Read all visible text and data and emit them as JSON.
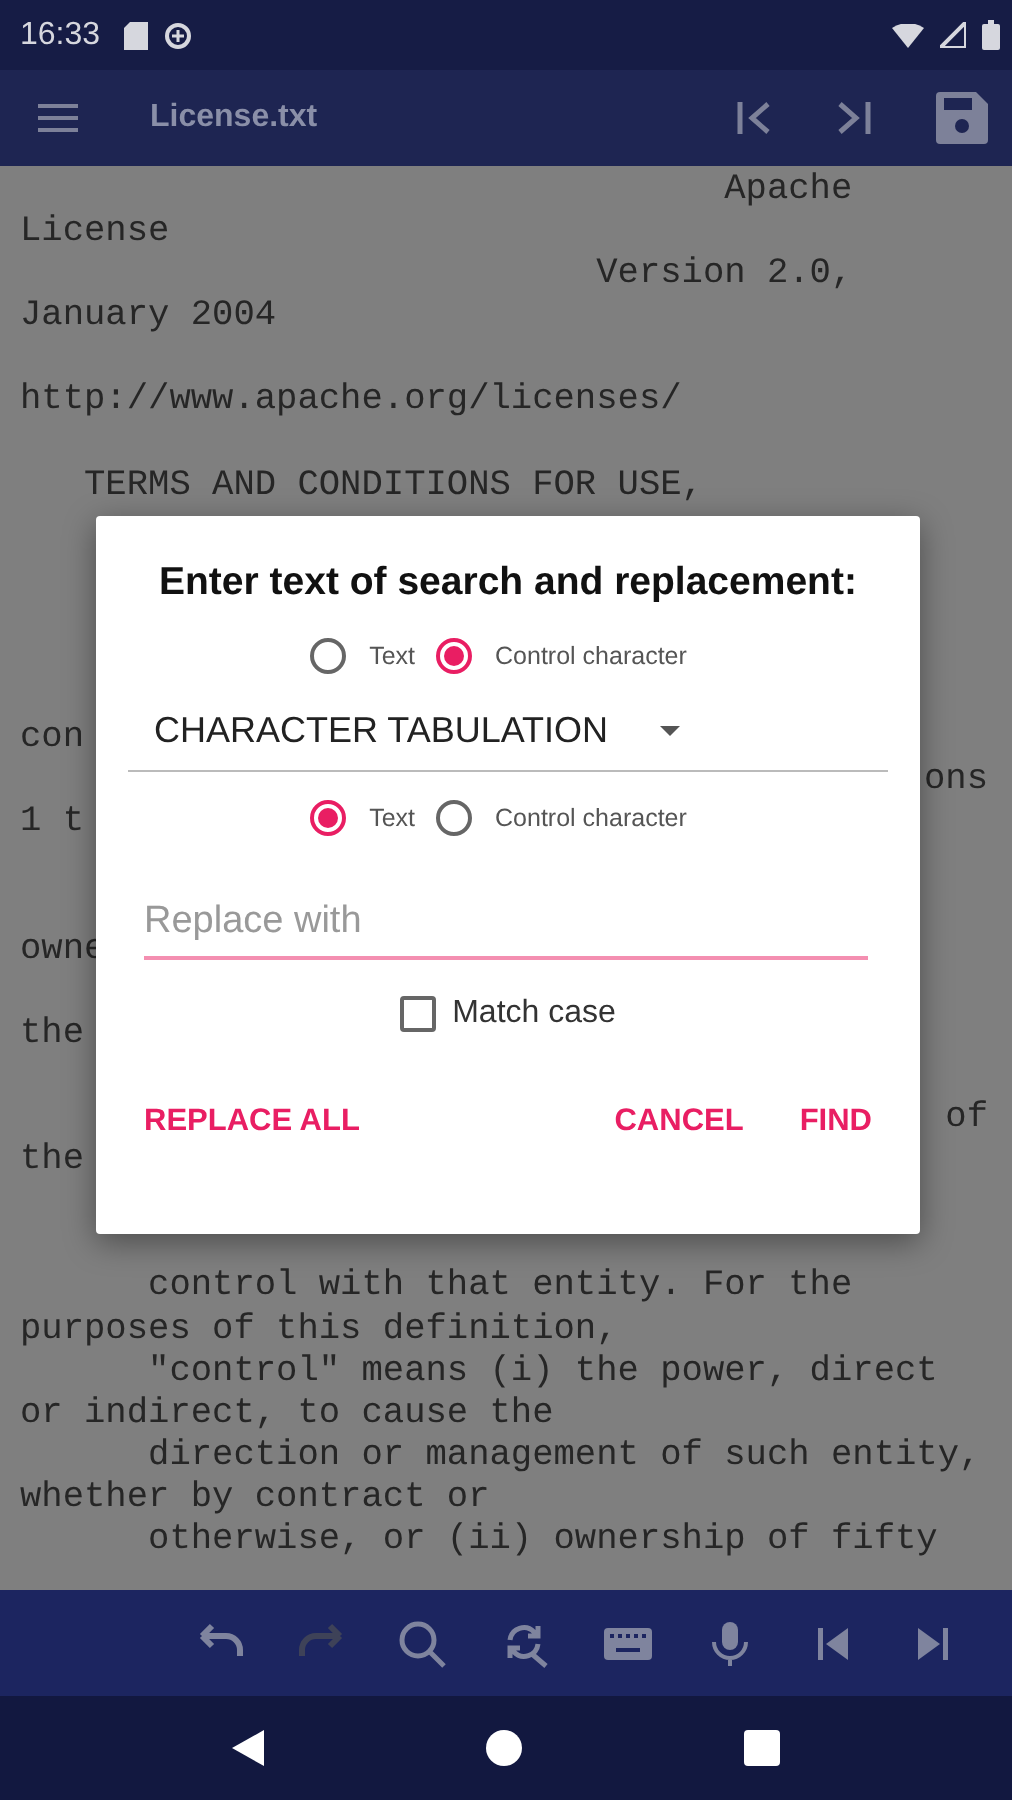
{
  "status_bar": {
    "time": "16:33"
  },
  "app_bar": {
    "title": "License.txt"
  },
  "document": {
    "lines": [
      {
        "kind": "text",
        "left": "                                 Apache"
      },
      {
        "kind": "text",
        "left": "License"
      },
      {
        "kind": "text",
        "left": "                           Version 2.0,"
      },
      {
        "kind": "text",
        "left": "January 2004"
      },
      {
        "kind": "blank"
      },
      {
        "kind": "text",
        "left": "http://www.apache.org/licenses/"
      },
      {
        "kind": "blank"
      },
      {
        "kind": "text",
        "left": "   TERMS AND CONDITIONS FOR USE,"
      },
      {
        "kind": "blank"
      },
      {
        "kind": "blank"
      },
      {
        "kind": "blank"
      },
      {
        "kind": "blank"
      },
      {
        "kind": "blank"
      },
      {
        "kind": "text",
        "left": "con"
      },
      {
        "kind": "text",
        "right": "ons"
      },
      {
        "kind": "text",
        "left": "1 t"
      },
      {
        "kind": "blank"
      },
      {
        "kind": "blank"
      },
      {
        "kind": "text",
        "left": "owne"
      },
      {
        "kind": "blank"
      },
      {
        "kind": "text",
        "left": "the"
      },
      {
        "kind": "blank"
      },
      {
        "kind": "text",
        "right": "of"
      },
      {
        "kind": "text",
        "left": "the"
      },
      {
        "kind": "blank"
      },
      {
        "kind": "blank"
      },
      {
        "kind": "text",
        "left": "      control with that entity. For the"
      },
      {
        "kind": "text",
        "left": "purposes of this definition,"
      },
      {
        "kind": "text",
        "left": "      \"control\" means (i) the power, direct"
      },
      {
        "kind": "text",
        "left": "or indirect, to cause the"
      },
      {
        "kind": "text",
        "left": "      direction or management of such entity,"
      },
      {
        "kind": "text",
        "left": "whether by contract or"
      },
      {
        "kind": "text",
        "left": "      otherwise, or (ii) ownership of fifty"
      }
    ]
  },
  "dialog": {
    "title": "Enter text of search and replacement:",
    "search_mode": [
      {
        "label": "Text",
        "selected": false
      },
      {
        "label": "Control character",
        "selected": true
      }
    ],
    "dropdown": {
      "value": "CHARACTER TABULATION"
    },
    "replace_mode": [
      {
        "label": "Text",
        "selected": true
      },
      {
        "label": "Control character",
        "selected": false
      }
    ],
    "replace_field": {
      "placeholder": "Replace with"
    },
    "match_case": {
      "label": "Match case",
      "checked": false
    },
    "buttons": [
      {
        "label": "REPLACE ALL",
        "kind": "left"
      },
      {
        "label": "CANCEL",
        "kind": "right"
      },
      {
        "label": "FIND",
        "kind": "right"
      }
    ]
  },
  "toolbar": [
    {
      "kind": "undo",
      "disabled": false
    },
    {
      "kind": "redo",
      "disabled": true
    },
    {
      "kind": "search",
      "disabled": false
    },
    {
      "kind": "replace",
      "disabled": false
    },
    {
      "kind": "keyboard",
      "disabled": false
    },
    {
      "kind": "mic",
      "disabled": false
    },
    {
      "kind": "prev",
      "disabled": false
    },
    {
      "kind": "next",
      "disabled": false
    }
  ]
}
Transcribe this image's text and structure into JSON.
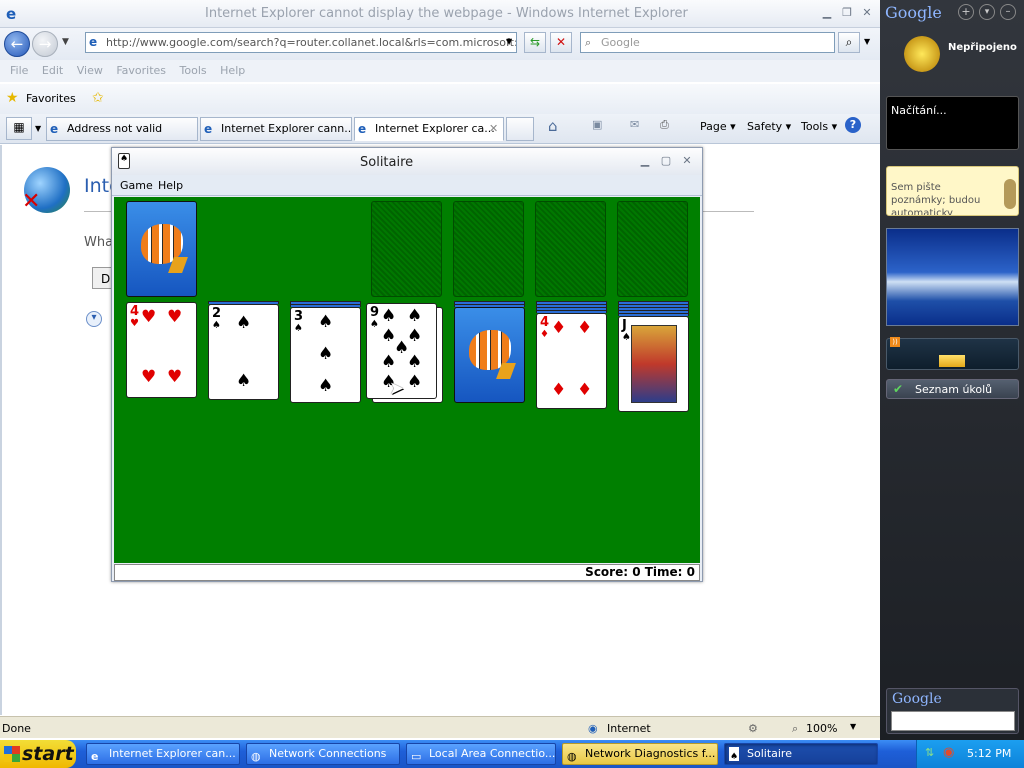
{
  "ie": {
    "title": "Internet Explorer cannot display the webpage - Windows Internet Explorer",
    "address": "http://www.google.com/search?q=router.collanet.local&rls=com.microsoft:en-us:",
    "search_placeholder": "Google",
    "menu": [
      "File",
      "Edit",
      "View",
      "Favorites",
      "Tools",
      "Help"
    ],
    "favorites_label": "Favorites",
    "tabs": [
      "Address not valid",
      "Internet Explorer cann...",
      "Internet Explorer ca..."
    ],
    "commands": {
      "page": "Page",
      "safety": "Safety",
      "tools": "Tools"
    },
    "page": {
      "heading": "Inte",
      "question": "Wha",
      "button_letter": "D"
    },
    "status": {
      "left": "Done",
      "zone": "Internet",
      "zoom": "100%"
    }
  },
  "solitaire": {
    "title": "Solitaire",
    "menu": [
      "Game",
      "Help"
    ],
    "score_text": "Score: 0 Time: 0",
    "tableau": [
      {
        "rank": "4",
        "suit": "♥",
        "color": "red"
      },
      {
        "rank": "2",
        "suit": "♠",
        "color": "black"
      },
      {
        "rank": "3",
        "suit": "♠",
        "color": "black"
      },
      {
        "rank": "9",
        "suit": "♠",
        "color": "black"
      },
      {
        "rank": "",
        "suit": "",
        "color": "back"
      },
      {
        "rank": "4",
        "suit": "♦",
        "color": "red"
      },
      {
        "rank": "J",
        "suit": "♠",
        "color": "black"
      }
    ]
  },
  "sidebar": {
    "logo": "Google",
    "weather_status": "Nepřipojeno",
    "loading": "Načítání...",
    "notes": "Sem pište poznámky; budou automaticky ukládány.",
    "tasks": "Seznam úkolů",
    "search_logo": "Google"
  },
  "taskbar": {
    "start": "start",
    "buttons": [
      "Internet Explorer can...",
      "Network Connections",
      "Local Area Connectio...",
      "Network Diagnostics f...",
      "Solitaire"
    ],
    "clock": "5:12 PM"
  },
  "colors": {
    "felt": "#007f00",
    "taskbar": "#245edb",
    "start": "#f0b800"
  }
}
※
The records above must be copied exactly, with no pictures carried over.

:: COMPLETED TASK ::
Read all visible text and data and emit them as JSON.
{
  "status_bar": {
    "time": "16:33"
  },
  "app_bar": {
    "title": "License.txt"
  },
  "document": {
    "lines": [
      {
        "kind": "text",
        "left": "                                 Apache"
      },
      {
        "kind": "text",
        "left": "License"
      },
      {
        "kind": "text",
        "left": "                           Version 2.0,"
      },
      {
        "kind": "text",
        "left": "January 2004"
      },
      {
        "kind": "blank"
      },
      {
        "kind": "text",
        "left": "http://www.apache.org/licenses/"
      },
      {
        "kind": "blank"
      },
      {
        "kind": "text",
        "left": "   TERMS AND CONDITIONS FOR USE,"
      },
      {
        "kind": "blank"
      },
      {
        "kind": "blank"
      },
      {
        "kind": "blank"
      },
      {
        "kind": "blank"
      },
      {
        "kind": "blank"
      },
      {
        "kind": "text",
        "left": "con"
      },
      {
        "kind": "text",
        "right": "ons"
      },
      {
        "kind": "text",
        "left": "1 t"
      },
      {
        "kind": "blank"
      },
      {
        "kind": "blank"
      },
      {
        "kind": "text",
        "left": "owne"
      },
      {
        "kind": "blank"
      },
      {
        "kind": "text",
        "left": "the"
      },
      {
        "kind": "blank"
      },
      {
        "kind": "text",
        "right": "of"
      },
      {
        "kind": "text",
        "left": "the"
      },
      {
        "kind": "blank"
      },
      {
        "kind": "blank"
      },
      {
        "kind": "text",
        "left": "      control with that entity. For the"
      },
      {
        "kind": "text",
        "left": "purposes of this definition,"
      },
      {
        "kind": "text",
        "left": "      \"control\" means (i) the power, direct"
      },
      {
        "kind": "text",
        "left": "or indirect, to cause the"
      },
      {
        "kind": "text",
        "left": "      direction or management of such entity,"
      },
      {
        "kind": "text",
        "left": "whether by contract or"
      },
      {
        "kind": "text",
        "left": "      otherwise, or (ii) ownership of fifty"
      }
    ]
  },
  "dialog": {
    "title": "Enter text of search and replacement:",
    "search_mode": [
      {
        "label": "Text",
        "selected": false
      },
      {
        "label": "Control character",
        "selected": true
      }
    ],
    "dropdown": {
      "value": "CHARACTER TABULATION"
    },
    "replace_mode": [
      {
        "label": "Text",
        "selected": true
      },
      {
        "label": "Control character",
        "selected": false
      }
    ],
    "replace_field": {
      "placeholder": "Replace with"
    },
    "match_case": {
      "label": "Match case",
      "checked": false
    },
    "buttons": [
      {
        "label": "REPLACE ALL",
        "kind": "left"
      },
      {
        "label": "CANCEL",
        "kind": "right"
      },
      {
        "label": "FIND",
        "kind": "right"
      }
    ]
  },
  "toolbar": [
    {
      "kind": "undo",
      "disabled": false
    },
    {
      "kind": "redo",
      "disabled": true
    },
    {
      "kind": "search",
      "disabled": false
    },
    {
      "kind": "replace",
      "disabled": false
    },
    {
      "kind": "keyboard",
      "disabled": false
    },
    {
      "kind": "mic",
      "disabled": false
    },
    {
      "kind": "prev",
      "disabled": false
    },
    {
      "kind": "next",
      "disabled": false
    }
  ]
}
Transcribe this image's text and structure into JSON.
{
  "ie": {
    "title": "Internet Explorer cannot display the webpage - Windows Internet Explorer",
    "address": "http://www.google.com/search?q=router.collanet.local&rls=com.microsoft:en-us:",
    "search_placeholder": "Google",
    "menu": [
      "File",
      "Edit",
      "View",
      "Favorites",
      "Tools",
      "Help"
    ],
    "favorites_label": "Favorites",
    "tabs": [
      "Address not valid",
      "Internet Explorer cann...",
      "Internet Explorer ca..."
    ],
    "commands": {
      "page": "Page",
      "safety": "Safety",
      "tools": "Tools"
    },
    "page": {
      "heading": "Inte",
      "question": "Wha",
      "button_letter": "D"
    },
    "status": {
      "left": "Done",
      "zone": "Internet",
      "zoom": "100%"
    }
  },
  "solitaire": {
    "title": "Solitaire",
    "menu": [
      "Game",
      "Help"
    ],
    "score_text": "Score: 0 Time: 0",
    "tableau": [
      {
        "rank": "4",
        "suit": "♥",
        "color": "red"
      },
      {
        "rank": "2",
        "suit": "♠",
        "color": "black"
      },
      {
        "rank": "3",
        "suit": "♠",
        "color": "black"
      },
      {
        "rank": "9",
        "suit": "♠",
        "color": "black"
      },
      {
        "rank": "",
        "suit": "",
        "color": "back"
      },
      {
        "rank": "4",
        "suit": "♦",
        "color": "red"
      },
      {
        "rank": "J",
        "suit": "♠",
        "color": "black"
      }
    ]
  },
  "sidebar": {
    "logo": "Google",
    "weather_status": "Nepřipojeno",
    "loading": "Načítání...",
    "notes": "Sem pište poznámky; budou automaticky ukládány.",
    "tasks": "Seznam úkolů",
    "search_logo": "Google"
  },
  "taskbar": {
    "start": "start",
    "buttons": [
      "Internet Explorer can...",
      "Network Connections",
      "Local Area Connectio...",
      "Network Diagnostics f...",
      "Solitaire"
    ],
    "clock": "5:12 PM"
  },
  "colors": {
    "felt": "#007f00",
    "taskbar": "#245edb",
    "start": "#f0b800"
  }
}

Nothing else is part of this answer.